Data about app and page elements:
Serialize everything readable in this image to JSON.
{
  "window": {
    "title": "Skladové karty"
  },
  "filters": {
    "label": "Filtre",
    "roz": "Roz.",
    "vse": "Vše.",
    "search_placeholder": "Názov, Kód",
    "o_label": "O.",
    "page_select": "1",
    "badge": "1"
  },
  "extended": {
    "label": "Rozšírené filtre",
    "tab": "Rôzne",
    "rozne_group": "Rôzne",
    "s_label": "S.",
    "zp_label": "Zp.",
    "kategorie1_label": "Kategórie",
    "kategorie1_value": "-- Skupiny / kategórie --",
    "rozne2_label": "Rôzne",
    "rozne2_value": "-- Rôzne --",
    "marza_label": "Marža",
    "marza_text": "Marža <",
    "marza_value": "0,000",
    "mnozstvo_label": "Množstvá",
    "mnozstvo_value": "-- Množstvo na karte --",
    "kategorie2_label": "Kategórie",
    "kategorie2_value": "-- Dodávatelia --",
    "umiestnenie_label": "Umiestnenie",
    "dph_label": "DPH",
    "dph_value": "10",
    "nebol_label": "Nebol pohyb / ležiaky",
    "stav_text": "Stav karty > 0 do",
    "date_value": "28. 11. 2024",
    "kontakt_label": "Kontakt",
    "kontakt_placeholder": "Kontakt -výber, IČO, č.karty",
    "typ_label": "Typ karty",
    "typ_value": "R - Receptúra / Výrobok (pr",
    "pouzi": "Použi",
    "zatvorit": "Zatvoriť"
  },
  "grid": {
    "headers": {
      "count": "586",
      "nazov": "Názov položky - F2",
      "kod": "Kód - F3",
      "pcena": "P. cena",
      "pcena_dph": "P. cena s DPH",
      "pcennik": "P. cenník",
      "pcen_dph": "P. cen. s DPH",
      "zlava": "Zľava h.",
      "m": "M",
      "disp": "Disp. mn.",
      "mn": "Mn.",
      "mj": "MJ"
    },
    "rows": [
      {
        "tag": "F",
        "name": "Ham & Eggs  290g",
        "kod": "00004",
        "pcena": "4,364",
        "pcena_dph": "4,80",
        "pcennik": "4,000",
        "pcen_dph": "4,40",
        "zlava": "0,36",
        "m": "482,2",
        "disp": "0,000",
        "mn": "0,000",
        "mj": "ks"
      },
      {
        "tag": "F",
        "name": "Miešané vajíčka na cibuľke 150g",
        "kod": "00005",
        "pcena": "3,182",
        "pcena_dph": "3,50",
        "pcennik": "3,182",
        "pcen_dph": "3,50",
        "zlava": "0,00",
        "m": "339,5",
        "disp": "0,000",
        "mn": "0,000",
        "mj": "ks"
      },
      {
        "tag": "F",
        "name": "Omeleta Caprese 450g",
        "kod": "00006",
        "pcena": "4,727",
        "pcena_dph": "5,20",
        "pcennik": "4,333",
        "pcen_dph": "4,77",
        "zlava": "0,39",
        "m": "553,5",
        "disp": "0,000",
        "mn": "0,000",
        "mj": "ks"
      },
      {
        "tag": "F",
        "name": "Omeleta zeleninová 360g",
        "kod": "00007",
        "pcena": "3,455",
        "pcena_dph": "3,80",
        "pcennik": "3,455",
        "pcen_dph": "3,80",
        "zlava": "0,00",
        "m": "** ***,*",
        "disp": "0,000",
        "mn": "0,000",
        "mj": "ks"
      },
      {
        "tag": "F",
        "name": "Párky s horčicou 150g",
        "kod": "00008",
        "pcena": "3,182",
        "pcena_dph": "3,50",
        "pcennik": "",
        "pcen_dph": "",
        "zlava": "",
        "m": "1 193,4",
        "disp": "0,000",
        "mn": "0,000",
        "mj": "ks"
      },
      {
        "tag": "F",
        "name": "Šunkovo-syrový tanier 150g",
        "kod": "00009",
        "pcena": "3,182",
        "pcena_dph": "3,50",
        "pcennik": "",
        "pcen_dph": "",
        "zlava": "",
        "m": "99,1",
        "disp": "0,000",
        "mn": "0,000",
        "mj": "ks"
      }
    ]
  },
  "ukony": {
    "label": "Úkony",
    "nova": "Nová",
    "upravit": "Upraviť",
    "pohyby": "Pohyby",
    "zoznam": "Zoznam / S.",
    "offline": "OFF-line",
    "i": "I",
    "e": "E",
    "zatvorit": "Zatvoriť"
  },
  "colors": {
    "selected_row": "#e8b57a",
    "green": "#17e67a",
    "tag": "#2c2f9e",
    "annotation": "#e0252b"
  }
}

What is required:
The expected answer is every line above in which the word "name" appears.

Response for this exercise:
        "name": "Ham & Eggs  290g",
        "name": "Miešané vajíčka na cibuľke 150g",
        "name": "Omeleta Caprese 450g",
        "name": "Omeleta zeleninová 360g",
        "name": "Párky s horčicou 150g",
        "name": "Šunkovo-syrový tanier 150g",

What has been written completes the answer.